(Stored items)
★ ★ ★ ★ ★
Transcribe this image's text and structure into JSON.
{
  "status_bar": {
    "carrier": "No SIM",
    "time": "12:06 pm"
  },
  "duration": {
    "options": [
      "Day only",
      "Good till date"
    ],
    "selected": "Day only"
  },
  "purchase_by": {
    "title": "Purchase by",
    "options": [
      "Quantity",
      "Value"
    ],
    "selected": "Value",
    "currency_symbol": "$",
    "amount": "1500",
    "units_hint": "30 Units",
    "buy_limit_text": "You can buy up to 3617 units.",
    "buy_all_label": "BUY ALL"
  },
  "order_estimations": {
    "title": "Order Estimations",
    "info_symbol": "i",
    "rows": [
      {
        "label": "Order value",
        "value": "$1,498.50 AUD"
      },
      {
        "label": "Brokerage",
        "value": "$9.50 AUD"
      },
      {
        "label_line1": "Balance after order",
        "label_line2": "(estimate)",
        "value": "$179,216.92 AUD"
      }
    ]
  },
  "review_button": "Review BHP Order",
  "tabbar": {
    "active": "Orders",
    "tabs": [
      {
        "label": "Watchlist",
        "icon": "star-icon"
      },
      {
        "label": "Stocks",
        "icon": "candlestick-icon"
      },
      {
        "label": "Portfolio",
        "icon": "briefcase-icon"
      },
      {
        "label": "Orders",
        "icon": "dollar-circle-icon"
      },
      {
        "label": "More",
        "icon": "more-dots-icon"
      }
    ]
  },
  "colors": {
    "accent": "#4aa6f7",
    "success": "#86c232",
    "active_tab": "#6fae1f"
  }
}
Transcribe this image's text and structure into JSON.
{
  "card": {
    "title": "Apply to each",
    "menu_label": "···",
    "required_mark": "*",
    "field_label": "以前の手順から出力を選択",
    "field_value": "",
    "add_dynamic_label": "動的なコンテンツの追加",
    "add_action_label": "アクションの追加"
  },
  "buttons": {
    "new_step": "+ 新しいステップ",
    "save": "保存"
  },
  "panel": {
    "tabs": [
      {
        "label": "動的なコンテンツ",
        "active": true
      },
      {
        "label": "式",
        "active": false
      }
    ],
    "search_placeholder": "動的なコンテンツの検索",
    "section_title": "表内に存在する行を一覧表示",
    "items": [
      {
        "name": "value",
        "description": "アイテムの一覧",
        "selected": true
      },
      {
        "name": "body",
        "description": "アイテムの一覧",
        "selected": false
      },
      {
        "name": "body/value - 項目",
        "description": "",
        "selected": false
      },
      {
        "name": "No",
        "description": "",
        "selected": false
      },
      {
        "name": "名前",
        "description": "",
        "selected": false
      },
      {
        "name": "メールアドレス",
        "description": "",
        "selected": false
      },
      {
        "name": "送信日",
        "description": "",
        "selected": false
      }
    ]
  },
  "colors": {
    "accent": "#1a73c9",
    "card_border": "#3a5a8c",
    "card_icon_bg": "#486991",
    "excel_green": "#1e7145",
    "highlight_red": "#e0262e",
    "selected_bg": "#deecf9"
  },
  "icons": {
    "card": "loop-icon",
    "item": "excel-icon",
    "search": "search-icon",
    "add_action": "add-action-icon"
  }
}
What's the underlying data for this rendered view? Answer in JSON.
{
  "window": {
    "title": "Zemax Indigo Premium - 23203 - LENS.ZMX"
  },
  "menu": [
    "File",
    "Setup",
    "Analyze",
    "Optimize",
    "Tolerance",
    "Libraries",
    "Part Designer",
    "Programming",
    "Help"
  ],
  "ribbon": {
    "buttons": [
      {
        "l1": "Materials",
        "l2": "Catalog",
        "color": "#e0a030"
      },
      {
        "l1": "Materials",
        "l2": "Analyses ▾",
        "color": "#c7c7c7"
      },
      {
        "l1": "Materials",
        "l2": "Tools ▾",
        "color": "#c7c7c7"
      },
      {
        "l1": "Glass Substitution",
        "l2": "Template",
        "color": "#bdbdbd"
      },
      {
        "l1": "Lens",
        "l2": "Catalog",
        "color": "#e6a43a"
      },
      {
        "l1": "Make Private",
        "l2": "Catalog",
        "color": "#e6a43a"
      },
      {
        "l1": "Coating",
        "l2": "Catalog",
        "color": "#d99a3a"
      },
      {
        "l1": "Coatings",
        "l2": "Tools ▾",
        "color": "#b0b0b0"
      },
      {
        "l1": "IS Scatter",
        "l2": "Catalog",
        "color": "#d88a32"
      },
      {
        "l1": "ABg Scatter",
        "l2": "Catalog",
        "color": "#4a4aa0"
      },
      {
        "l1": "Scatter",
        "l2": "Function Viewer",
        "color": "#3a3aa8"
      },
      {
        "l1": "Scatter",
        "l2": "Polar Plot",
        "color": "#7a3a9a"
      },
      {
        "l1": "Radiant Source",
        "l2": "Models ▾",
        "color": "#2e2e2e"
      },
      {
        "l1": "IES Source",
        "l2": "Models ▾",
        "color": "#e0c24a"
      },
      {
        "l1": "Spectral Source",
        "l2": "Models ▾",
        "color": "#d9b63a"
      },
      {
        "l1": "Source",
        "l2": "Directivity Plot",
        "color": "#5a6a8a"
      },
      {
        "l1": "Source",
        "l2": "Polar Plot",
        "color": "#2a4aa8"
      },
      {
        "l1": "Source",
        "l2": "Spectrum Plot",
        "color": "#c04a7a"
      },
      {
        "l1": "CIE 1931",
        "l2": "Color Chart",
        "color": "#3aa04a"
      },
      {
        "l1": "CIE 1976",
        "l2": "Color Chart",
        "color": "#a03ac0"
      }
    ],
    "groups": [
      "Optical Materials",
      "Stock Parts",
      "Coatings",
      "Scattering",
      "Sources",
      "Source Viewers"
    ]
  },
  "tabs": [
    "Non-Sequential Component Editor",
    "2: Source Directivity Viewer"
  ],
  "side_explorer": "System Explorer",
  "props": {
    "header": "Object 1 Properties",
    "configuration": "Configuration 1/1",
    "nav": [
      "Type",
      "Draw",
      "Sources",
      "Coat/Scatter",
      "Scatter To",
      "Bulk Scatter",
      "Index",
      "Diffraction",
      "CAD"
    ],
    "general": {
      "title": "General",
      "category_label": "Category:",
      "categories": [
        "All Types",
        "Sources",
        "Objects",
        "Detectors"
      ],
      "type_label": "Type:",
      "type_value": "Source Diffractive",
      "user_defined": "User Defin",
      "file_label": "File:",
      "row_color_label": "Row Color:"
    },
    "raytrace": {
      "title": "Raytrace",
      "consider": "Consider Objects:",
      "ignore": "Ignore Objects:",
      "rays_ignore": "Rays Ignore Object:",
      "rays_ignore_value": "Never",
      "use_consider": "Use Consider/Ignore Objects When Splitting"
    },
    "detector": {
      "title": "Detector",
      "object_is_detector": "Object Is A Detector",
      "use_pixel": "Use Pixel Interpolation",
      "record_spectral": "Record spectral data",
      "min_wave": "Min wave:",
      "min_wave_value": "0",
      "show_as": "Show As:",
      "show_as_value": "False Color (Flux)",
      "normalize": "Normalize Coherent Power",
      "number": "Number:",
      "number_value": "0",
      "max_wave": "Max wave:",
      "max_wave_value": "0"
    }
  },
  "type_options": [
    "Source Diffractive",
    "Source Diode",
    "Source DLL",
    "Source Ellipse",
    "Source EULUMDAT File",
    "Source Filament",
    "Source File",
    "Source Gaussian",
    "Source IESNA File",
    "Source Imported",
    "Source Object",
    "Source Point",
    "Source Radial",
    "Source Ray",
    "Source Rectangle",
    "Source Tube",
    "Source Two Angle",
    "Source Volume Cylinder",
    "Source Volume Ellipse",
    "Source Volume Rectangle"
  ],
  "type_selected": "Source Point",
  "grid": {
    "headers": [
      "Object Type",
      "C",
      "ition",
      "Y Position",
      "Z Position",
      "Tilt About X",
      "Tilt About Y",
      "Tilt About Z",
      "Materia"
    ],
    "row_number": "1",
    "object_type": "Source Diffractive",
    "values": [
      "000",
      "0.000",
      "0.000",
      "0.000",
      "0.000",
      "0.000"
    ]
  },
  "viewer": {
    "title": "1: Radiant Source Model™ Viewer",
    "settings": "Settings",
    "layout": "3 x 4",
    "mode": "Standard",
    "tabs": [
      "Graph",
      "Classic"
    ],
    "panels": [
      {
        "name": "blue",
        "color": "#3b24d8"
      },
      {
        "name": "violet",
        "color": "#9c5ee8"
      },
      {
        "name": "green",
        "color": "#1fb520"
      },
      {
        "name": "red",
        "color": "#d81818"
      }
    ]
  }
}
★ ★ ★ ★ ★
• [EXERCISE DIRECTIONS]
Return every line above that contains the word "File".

• [OUTPUT FOR THIS TASK]
    "File",
      "file_label": "File:",
    "Source EULUMDAT File",
    "Source File",
    "Source IESNA File",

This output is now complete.